Example of Detergents
Origin -
Stowage factor (in m3/t) -
Humidity / moisture 1,4 m3/t (bulk)
Ventilation -
Risk factors See text


Description / Application

A detergent is a surfactant or a mixture of surfactants with "cleaning properties in dilute solutions. These substances are usually alkylbenzenesulfonates, a family of compounds that are similar to soap but are more soluble in hard water, because the polar sulfonate (of detergents) is less likely than the polar carboxyl (of soap) to bind to calcium and other ions found in hard water. In most household contexts, the term detergent by itself refers specifically to laundry detergent or dish detergent, as opposed to hand soap or other types of cleaning agents. Detergents are commonly available as powders or concentrated solutions. Detergents, like soaps, work because they are amphiphilic: partly hydrophilic (polar) and partly hydrophobic (non-polar). Their dual nature facilitates the mixture of hydrophobic compounds (like oil and grease) with water. Because air is not hydrophilic, detergents are also foaming agents to varying degrees.

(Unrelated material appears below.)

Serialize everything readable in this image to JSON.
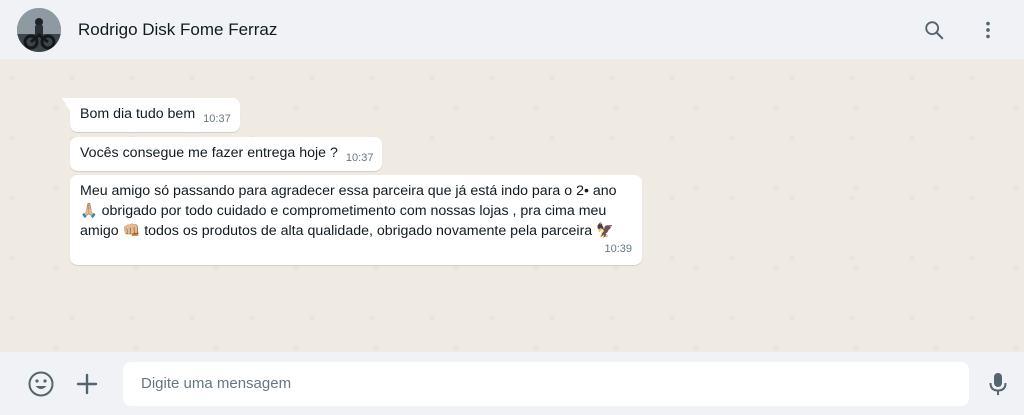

Shipment / Storage / Risk factors

In powder form, frequently shipped in metal drums. If drums are damaged during transit the contents, through exposure and absorption of moisture from the atmosphere, may be contaminated, slightly discoloured, freely deliquescing and converted into a soft pasty mass, intermixed with small lumps. In such a state the detergent has little salvage value.

A variety of detergents are now being carried in bulk liquid form. Most of these are of a non hazardous nature, although many have an offensive odour. It is essential that tanks are thoroughly cleaned prior to loading and it is advisable to call survey of space before the cargo is accepted.